↓
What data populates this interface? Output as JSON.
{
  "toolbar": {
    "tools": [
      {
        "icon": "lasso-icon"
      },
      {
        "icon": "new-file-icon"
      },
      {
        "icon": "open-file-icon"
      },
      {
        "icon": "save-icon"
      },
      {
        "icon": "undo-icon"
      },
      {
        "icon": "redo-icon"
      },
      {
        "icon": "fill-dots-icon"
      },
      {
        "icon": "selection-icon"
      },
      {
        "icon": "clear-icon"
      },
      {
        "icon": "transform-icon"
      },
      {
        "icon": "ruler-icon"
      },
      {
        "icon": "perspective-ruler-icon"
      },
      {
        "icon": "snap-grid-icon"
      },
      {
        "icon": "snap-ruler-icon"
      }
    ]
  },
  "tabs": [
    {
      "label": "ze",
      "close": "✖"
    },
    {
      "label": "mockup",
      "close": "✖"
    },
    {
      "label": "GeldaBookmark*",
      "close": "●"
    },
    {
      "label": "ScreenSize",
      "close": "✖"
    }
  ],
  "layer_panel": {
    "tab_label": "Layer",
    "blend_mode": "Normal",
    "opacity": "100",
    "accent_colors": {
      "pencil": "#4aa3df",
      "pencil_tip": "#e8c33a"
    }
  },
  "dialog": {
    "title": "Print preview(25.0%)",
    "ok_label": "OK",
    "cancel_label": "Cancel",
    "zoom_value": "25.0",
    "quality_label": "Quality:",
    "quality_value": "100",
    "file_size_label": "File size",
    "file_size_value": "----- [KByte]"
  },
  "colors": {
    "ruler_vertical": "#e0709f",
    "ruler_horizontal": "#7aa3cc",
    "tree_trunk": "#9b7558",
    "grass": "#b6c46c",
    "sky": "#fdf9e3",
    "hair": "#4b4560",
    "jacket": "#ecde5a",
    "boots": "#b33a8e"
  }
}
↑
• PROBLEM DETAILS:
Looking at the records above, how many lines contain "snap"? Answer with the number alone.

• WRITTEN SOLUTION:
2